Space and Missiles

Expanding the boundaries of space habitat design

The Space Architecture Technical Committee focuses on the architectural design of the environments where humans will live and work in space, including facilities, habitats and vehicles.

The past year saw progress on several frontiers, including artificial gravity and larger monolithic modules designed in anticipation of a new generation of super-heavy launchers, as well as rapidly developing inflatable structure technology.

In April, Germany-based Airbus Defence and Space and Austria-based LIQUIFER Systems Group unveiled concepts for the Airbus LOOP  multipurpose orbital module. Plans call for a single cylindrical module 8 meters in diameter and length, divided lengthwise into three sections for a habitation deck, a science deck and a centrifuge for periodic crew sessions in artificial gravity.

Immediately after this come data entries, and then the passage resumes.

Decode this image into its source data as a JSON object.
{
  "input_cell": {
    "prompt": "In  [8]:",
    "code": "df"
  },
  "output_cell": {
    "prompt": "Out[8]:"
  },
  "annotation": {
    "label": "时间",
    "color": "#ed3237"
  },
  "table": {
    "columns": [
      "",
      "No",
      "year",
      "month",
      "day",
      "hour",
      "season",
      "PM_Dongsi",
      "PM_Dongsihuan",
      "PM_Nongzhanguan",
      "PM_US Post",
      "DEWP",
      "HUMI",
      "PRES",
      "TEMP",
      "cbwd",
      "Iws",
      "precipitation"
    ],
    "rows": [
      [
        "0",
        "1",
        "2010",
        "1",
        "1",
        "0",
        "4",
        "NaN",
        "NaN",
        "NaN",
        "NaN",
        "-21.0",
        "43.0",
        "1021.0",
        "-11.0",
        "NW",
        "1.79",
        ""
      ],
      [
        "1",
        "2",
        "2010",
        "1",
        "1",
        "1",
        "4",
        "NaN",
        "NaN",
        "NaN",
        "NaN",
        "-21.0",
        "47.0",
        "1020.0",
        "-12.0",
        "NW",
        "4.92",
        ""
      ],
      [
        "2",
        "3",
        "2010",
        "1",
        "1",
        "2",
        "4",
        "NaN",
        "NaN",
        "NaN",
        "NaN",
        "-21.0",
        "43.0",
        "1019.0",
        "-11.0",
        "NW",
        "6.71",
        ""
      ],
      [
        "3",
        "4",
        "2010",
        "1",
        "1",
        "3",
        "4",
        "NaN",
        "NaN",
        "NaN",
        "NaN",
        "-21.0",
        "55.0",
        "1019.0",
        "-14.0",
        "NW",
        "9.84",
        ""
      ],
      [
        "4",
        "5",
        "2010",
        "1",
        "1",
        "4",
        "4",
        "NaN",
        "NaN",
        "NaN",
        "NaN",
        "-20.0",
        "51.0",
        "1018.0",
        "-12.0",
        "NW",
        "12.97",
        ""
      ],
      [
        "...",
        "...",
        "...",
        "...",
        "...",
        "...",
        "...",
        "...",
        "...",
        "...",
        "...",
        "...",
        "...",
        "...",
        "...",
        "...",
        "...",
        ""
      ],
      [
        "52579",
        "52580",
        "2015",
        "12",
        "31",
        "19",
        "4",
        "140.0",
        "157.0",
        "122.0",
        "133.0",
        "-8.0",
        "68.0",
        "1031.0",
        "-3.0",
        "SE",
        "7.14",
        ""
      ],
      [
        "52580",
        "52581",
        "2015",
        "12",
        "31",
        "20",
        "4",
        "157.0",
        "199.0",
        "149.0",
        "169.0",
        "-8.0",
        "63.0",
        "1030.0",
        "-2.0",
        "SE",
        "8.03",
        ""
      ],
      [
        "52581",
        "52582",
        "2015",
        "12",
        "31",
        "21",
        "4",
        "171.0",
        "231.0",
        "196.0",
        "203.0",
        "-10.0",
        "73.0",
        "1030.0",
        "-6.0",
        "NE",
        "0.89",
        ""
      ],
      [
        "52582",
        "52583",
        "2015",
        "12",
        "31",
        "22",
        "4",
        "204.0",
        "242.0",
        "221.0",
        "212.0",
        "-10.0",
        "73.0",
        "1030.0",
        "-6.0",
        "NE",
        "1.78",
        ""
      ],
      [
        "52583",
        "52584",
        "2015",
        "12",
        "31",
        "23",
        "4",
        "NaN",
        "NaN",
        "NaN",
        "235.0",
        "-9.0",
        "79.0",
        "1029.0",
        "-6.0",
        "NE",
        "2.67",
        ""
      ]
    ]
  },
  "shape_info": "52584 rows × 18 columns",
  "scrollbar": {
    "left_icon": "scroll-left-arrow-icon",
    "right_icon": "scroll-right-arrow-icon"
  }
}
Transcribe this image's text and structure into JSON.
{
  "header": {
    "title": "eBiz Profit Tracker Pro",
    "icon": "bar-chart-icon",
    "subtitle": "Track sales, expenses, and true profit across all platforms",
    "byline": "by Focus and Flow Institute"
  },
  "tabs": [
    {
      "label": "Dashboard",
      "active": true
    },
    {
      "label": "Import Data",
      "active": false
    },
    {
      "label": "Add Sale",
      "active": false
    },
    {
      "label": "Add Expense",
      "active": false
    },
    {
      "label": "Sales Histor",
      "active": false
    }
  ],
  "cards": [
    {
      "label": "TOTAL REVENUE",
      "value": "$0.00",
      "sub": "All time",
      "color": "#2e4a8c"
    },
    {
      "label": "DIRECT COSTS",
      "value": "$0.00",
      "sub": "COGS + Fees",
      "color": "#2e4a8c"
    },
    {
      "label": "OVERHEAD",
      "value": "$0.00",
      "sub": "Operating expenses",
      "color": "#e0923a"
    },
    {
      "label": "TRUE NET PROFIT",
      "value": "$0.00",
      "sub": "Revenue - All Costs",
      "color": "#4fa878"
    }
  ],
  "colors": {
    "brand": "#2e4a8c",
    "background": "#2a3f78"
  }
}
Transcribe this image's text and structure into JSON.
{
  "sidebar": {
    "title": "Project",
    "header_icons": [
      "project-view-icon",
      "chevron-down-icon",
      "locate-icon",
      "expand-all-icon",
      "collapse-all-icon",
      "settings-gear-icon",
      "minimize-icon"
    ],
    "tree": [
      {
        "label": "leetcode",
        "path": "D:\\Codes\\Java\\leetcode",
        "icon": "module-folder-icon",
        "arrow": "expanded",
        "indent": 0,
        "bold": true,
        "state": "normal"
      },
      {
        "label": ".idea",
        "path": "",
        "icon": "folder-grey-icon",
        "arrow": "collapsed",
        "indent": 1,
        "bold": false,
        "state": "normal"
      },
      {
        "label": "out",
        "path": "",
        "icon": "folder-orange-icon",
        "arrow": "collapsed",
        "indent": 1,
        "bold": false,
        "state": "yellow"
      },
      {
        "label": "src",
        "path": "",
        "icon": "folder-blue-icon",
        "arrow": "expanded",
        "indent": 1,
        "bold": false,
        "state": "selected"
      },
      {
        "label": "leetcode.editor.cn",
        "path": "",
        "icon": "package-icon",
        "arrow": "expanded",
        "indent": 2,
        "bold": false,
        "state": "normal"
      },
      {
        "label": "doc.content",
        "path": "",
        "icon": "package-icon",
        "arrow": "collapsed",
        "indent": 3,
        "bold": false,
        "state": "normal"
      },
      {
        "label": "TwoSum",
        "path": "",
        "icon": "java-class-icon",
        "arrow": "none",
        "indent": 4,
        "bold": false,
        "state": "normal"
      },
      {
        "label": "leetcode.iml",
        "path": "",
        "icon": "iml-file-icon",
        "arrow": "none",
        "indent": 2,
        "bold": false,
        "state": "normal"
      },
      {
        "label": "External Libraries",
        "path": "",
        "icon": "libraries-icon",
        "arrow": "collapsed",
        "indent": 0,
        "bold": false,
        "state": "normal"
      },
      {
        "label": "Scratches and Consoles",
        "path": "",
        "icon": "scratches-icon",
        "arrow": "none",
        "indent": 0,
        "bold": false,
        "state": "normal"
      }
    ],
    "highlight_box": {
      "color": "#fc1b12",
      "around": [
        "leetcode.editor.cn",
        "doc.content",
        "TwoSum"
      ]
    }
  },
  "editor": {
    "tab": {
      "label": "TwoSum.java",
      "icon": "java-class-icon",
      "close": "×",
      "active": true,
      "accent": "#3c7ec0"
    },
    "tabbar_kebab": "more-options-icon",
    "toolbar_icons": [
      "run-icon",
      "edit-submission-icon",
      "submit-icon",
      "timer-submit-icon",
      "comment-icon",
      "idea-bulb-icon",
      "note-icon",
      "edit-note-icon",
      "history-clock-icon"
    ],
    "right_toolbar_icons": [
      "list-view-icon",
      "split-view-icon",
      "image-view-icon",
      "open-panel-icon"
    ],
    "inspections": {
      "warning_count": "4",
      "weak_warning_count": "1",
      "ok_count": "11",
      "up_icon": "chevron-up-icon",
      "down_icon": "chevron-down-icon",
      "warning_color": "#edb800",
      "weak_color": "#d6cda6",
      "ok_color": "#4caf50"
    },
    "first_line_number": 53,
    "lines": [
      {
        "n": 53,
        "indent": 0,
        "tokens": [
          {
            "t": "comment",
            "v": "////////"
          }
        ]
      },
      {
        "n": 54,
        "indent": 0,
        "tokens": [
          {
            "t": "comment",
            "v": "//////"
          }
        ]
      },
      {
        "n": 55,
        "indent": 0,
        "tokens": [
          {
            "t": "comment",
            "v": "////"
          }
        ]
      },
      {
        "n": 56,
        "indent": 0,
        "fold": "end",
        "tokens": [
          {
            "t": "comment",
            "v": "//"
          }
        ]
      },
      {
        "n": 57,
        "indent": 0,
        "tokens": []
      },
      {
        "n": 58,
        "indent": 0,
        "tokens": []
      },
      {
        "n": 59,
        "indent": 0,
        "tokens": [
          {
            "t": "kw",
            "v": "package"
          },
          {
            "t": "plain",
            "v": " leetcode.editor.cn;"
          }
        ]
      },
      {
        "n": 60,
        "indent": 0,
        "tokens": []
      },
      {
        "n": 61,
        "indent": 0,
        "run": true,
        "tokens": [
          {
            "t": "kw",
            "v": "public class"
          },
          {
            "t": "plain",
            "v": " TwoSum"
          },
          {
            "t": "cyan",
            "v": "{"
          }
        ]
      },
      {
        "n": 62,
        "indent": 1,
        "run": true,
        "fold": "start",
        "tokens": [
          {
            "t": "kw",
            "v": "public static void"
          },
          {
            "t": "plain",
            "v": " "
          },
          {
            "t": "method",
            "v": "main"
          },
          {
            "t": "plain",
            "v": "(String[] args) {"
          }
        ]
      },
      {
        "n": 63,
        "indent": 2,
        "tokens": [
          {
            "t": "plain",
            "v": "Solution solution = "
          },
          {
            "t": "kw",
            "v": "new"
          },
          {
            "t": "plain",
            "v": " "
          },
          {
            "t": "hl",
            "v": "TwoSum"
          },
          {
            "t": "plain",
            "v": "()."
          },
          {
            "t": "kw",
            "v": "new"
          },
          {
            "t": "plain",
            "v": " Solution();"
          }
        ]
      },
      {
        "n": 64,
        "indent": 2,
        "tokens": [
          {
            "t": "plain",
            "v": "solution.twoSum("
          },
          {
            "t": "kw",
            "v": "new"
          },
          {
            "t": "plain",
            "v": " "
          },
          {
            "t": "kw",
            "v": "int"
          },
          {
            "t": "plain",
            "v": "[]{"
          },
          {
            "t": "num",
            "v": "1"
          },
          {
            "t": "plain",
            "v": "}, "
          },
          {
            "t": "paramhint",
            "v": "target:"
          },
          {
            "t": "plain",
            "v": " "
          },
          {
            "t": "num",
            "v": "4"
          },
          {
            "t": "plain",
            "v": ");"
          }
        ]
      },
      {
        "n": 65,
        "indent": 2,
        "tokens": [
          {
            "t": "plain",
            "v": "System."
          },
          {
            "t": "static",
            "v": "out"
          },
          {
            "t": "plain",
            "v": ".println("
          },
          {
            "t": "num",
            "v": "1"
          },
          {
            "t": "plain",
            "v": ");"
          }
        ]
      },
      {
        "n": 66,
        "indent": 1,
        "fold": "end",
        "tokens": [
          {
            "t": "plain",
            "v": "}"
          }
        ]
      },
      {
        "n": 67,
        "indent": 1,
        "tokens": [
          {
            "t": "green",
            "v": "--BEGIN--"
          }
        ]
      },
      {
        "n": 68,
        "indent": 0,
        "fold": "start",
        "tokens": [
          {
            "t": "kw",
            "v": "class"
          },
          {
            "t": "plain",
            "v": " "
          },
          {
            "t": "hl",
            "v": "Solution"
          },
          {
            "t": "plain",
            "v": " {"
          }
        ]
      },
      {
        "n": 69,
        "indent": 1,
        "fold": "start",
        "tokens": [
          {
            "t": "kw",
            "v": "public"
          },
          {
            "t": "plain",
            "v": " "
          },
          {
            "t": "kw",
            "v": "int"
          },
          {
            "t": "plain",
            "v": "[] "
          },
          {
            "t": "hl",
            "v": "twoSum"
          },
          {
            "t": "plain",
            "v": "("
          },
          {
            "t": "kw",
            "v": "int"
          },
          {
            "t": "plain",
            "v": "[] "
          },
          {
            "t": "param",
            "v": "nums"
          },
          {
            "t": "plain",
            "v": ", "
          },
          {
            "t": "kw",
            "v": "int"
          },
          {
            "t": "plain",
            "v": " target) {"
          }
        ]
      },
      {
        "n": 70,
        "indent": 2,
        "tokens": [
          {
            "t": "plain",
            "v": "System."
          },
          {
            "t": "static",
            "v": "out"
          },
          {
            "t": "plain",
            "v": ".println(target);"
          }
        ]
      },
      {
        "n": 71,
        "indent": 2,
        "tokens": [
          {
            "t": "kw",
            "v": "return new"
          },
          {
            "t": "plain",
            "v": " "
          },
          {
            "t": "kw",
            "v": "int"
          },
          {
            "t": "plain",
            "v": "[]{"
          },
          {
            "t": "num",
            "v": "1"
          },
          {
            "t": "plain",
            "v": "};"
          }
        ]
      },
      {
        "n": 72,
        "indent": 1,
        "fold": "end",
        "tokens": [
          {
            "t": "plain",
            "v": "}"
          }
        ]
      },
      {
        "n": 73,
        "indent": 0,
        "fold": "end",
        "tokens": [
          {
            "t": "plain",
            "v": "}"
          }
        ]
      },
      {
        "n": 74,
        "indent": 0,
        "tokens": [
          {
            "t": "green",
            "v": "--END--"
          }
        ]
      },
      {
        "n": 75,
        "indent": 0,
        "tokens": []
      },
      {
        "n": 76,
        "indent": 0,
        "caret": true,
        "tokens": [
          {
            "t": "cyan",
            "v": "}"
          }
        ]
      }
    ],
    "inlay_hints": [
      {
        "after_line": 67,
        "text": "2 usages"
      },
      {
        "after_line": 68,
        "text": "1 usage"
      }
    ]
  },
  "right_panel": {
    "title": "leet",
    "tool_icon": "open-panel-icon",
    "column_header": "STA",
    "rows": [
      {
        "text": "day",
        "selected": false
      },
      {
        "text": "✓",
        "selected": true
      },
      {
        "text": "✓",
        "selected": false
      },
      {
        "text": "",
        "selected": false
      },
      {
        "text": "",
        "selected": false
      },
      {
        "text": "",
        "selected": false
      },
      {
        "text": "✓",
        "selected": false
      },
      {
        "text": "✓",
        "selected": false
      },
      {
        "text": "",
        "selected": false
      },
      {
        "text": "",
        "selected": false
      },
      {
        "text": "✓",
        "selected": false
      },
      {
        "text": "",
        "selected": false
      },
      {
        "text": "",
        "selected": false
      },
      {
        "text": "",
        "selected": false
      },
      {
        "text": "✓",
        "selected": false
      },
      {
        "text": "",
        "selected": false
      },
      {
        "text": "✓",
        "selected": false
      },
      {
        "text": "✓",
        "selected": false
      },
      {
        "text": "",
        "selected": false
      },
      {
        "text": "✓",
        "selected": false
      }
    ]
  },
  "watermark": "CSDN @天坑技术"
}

In May, Vast of California announced a contract with SpaceX to launch the Haven-1 space station as early as August 2025, and later the first four-person crew that will spend up to 30 days aboard the station. Vast plans for Haven-1 to operate initially as an independent station providing microgravity and lunar-strength artificial gravity environments, with the long-term goal to develop 100-meter-long multimodule artificial gravity stations. In June, NASA announced that it selected Vast as one of seven U.S. companies in its second iteration of the Collaborations for Commercial Space Capabilities initiative, in which the agency will provide “technical expertise, assessments, lessons learned, technologies, and data.”

In June, Alabama-based Above Space Development Corp., formerly known as Orbital Assembly, tested a 1:2-scaled model of its Iota artificial-gravity platform at the air-bearing “flat floor” facility at NASA’s Marshall Space Flight Center in Alabama. The test spun up the model and validated its control systems, software and propulsion system. The full-scale Iota is to be an automated, uncrewed artificial gravity platform for commercial customers in low-Earth orbit as a precursor to larger crewed platforms, such as the company’s planned Pioneer-class station.

Also in June, a consortium of companies led by Voyager Space of Colorado completed the system requirements review for the planned Starlab space station under a Space Act Agreement with NASA. In August, Voyager and Airbus Defence and Space announced they would jointly develop, build and operate Starlab. Virginia-based Hilton Hotels and Resorts is supporting the design and development of crew suites. Plans call for Starlab to achieve initial operational capability in 2028, prior to the decommissioning of the International Space Station.

Lockheed Martin in June conducted a second successful burst test of a subscale model of an inflatable module, reaching a contained pressure of 1,744 kilopascals (253 pounds per square inch or 17.2 atmospheres), nearly six times the maximum operating pressure before its explosive rupture. This followed an earlier test in December 2022. Future test plans include subscale creep and life-span deformation, as well as full-scale burst.

The pool of potential astronauts also widened. In April, John McFall, the world’s first “parastronaut” candidate, participated in a weightless parabolic flight sponsored by the European Space Agency and Novespace in Bordeaux, France. McFall, a world-class paralympic athlete who lost his right leg in a motorcycle accident years ago, was one of 17 astronaut candidates selected by ESA in 2022.

In the suborbital realm, two companies advanced plans to loft tourists to the edge of space with stratospheric balloons and luxurious pressurized capsules. In April, Zephalto of France announced a partnership with the French National Center for Space Studies to develop its balloon and Céleste capsule to carry six passengers and two pilots to an altitude of 25 kilometers (82,000 feet), “above 98% of the atmosphere.” In August, Space Perspective of Florida opened its Seely SpaceBalloon Factory. Its Spaceship Neptune capsule will seat eight passengers and one pilot ascending to 30 km (100,000 feet), “above 99% of the Earth’s atmosphere.”

Contributor: Barbara Imhof

Expanding the boundaries of space habitat design